  • Introspection, the deliberate act of looking inward in order to better understand the nature of one’s thoughts or feelings, is key.
  • They are good at managing their emotions.
  • They are people who enjoy time alone, which they take advantage of to connect with themselves.
  • Assertiveness is a salient characteristic. That is, they know how to express their emotions and needs clearly while respecting others.
  • They have good self-discipline and self-control.
  • Good self-esteem.
  • They are aware of their own limitations and knowledge.
  • They analyze their actions, assess their impact and learn from their mistakes.
  • Finally, people with high intrapersonal intelligence are connected to the present.
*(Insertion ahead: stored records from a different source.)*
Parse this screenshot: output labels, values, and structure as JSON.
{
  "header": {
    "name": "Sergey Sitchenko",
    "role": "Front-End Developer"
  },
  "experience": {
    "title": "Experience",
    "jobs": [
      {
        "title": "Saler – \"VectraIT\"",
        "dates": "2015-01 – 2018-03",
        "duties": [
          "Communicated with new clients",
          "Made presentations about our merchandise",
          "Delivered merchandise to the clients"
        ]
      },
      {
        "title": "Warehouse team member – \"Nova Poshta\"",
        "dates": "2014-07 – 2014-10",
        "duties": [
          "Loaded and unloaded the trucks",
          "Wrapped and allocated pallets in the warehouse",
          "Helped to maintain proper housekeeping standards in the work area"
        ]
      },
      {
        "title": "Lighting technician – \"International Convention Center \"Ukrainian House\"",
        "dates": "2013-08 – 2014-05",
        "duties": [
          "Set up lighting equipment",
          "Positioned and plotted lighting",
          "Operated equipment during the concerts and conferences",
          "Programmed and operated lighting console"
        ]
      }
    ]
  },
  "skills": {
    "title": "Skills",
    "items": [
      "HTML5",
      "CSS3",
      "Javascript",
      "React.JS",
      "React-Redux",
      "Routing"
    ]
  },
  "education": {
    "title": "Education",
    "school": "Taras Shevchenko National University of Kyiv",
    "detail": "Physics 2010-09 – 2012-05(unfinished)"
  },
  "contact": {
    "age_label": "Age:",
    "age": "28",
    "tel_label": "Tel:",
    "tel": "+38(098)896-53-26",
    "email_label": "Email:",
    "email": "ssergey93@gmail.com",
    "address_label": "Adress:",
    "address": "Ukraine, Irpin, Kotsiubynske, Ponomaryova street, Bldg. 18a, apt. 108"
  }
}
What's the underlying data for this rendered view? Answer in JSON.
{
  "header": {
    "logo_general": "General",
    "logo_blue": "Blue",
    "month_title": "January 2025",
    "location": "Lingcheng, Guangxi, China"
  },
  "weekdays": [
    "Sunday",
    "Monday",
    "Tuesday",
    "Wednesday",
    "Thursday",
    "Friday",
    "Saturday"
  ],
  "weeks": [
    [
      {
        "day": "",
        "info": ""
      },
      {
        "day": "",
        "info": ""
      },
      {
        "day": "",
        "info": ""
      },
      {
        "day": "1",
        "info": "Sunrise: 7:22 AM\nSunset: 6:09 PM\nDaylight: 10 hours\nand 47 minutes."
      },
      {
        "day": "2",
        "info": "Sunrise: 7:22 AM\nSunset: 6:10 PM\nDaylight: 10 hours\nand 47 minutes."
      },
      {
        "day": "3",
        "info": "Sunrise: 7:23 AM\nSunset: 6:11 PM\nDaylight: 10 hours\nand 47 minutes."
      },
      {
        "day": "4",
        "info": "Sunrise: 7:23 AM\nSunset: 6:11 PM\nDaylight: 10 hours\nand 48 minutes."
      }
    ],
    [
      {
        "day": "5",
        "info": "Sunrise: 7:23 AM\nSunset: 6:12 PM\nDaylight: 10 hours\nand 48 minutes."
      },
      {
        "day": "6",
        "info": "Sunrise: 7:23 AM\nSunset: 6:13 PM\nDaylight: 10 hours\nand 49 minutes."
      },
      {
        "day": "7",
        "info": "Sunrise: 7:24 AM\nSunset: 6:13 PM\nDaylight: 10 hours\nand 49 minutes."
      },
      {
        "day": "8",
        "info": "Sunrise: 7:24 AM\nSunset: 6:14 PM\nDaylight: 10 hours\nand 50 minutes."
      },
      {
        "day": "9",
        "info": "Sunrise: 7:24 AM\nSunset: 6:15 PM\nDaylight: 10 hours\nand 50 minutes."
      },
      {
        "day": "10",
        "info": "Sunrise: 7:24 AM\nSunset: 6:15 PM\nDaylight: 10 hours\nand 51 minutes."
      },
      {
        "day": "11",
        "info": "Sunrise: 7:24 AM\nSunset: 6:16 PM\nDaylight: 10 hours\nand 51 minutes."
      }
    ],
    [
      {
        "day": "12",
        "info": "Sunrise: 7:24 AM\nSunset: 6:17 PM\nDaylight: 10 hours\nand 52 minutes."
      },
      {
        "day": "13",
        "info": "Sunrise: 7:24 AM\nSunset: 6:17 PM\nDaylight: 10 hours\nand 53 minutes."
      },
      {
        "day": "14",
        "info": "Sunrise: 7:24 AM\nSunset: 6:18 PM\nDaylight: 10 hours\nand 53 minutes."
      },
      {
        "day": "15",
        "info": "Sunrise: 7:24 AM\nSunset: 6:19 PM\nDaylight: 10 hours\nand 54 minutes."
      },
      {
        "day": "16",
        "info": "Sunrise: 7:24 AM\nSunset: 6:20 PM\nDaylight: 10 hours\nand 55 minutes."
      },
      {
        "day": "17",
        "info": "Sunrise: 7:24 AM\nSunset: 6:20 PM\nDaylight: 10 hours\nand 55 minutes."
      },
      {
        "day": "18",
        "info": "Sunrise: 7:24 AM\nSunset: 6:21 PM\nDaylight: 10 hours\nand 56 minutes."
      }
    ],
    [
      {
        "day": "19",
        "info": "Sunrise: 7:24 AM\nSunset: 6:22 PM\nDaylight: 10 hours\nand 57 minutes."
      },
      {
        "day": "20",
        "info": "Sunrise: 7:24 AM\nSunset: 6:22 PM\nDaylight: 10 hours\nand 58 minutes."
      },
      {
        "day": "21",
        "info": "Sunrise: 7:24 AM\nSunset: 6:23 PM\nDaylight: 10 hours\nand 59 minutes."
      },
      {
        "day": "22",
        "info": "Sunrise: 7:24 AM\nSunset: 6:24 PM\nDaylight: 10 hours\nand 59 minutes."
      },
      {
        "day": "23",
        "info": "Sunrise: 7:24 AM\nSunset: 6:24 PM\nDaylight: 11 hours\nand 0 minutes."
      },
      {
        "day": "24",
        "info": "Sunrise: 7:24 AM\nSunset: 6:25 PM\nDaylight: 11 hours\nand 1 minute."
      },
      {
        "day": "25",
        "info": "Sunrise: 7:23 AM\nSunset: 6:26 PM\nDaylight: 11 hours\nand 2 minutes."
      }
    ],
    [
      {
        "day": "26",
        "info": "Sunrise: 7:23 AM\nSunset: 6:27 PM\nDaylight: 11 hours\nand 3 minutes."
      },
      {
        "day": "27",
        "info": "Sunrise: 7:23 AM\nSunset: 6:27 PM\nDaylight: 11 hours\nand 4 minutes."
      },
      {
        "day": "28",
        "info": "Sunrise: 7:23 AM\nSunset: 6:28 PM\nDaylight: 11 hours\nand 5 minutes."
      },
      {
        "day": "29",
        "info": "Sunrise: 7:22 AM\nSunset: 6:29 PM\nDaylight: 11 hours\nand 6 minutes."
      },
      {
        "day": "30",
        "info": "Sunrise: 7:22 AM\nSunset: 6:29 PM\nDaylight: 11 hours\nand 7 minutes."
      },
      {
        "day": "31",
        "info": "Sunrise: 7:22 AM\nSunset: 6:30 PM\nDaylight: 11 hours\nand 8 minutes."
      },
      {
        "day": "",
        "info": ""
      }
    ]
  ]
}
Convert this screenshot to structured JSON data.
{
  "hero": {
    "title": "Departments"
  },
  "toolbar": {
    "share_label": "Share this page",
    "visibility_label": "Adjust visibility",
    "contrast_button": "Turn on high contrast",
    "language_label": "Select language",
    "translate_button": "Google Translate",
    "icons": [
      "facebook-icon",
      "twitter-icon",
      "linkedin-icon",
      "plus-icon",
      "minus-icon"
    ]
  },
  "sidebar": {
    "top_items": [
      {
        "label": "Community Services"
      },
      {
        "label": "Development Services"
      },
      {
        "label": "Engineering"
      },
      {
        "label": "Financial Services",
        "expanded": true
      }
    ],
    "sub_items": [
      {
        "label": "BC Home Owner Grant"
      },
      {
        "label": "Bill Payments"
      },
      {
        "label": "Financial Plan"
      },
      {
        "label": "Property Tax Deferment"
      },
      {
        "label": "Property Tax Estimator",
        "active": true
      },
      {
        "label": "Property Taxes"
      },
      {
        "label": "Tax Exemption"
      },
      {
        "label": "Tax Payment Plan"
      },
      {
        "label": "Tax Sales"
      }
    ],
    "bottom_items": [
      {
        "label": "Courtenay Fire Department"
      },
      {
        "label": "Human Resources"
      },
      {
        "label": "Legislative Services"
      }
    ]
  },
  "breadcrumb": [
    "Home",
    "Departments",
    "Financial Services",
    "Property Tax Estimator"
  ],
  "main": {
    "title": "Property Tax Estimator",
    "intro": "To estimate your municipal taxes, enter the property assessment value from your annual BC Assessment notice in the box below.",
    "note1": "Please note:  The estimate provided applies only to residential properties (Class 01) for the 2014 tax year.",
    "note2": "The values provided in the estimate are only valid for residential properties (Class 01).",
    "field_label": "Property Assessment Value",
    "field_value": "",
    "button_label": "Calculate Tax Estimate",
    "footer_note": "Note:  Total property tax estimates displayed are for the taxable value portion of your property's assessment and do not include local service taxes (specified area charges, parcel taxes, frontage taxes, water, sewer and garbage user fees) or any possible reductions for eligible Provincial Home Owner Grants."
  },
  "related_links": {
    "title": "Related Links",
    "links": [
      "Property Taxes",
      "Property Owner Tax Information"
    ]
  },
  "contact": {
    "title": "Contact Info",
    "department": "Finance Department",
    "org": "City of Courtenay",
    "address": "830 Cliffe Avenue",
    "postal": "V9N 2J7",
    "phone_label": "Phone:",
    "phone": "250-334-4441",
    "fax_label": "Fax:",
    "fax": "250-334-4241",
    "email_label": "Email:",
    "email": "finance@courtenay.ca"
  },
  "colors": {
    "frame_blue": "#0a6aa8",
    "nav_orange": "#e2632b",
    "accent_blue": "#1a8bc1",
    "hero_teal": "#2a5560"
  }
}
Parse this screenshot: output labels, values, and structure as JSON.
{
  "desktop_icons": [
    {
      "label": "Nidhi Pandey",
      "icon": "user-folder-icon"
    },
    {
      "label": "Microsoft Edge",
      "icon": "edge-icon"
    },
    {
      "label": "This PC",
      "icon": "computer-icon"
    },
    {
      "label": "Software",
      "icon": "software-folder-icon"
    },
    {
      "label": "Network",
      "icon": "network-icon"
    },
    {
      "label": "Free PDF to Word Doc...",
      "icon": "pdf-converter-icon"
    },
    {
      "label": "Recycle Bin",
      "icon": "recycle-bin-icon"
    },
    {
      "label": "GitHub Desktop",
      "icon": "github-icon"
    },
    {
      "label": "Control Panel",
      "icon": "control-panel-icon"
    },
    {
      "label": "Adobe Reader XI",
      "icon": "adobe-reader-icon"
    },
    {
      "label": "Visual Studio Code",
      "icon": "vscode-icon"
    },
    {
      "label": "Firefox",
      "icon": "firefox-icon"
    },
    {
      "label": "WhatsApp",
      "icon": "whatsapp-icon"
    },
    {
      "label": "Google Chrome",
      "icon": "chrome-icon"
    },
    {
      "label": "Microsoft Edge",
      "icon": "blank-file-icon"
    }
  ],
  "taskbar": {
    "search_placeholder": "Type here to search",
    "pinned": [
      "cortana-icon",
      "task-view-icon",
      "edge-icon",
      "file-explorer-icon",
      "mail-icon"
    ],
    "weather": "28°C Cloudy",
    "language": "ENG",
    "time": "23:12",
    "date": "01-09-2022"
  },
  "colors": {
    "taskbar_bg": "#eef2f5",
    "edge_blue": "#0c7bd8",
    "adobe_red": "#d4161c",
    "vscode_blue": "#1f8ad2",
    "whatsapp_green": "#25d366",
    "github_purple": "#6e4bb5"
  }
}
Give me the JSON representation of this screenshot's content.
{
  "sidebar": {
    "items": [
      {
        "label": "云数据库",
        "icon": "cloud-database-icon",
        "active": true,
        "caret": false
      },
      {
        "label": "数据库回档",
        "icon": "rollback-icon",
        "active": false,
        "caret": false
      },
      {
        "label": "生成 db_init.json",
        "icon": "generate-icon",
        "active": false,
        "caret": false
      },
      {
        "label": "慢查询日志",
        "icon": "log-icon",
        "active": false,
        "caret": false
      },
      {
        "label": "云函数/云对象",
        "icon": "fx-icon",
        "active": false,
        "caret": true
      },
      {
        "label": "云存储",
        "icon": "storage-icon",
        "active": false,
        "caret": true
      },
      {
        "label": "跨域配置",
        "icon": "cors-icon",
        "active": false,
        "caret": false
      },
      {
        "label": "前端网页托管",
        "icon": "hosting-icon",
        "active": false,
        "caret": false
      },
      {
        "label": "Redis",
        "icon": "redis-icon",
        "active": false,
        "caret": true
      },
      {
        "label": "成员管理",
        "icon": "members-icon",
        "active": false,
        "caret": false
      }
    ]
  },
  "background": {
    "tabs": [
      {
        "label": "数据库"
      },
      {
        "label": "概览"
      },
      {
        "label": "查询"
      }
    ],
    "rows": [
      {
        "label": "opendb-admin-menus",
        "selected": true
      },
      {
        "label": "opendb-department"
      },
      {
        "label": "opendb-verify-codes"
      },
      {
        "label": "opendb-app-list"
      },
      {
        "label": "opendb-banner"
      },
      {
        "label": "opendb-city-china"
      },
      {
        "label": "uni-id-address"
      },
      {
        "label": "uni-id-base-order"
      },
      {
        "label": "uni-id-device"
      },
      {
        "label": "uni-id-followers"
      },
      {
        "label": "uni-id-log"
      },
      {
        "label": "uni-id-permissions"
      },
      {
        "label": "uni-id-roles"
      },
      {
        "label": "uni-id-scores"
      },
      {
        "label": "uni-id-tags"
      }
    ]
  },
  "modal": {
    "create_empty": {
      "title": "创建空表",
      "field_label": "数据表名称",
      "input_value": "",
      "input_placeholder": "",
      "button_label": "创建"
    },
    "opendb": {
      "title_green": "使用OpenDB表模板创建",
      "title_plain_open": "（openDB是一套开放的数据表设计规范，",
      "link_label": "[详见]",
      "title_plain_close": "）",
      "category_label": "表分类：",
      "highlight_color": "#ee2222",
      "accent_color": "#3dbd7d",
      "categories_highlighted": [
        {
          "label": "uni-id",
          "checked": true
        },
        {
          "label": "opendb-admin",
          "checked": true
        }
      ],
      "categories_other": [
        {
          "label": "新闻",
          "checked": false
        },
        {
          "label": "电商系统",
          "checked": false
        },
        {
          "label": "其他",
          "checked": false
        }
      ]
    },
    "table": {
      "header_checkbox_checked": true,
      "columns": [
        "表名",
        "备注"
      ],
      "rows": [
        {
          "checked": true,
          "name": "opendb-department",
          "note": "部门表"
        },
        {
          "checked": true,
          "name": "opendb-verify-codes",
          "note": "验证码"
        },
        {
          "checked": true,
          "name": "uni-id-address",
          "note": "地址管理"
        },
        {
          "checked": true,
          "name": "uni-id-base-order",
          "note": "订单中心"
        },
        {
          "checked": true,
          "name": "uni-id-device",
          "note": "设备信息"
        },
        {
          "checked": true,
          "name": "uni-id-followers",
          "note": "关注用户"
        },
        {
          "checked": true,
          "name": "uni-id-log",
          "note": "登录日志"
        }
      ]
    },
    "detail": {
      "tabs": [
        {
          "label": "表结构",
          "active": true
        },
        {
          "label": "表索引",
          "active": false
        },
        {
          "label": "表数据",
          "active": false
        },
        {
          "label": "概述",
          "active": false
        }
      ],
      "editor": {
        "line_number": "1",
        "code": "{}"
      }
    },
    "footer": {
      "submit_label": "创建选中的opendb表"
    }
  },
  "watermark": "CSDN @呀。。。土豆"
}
We can all improve our intrapersonal intelligence

Intrapersonal intelligence is basically the ability to see realistically and honestly who we are and what we want. While it’s so basic, unfortunately we don’t always develop it very effectively. And although it should be taught in schools and institutes, there is a lot we can do ourselves to increase our intrapersonal IQ. Now take a look at these simple tips.

Intrapersonal intelligence

 

  • Keep a diary, write down your thoughts, feelings, memories… and go deep.
  • Practice meditation, go for a walk or run. These are great ways to connect with yourself.
  • Work on having a reflective attitude, not reactive.
  • Be critical of yourself, self-evaluate.
  • Learn to think better: organize your ideas, make cognitive maps, make the implicit explicit, compare, criticize, analyze, plan…
  • Observe your environment. Connect with it using all your senses and clarify how it makes you feel.
  • Unleash your creativity.
  • Manage your emotions better: name them, channel them, explore them…

To conclude, whether or not we support Howard Gardner’s theory of multiple intelligences, there’s one aspect we can’t ignore. They give us the opportunity to experience life happier and more in peace with ourselves. Intrapersonal intelligence is one of the most valuable tools to have on the journey of life.

 

Bibliography

-Gardner, Howard (2008). Multiple intelligences. Barcelona: Paidós

-Gardner Howard (2011) Extraordinary Minds. Barcelona: Kaidós

-Gardner, Howard (1998). “A Reply to Perry D. Klein’s “Multiplying the Problems of Intelligence by Eight” Canadian Journal of Education 23 (1): 96-102.

Images courtesy of Lucy Campbell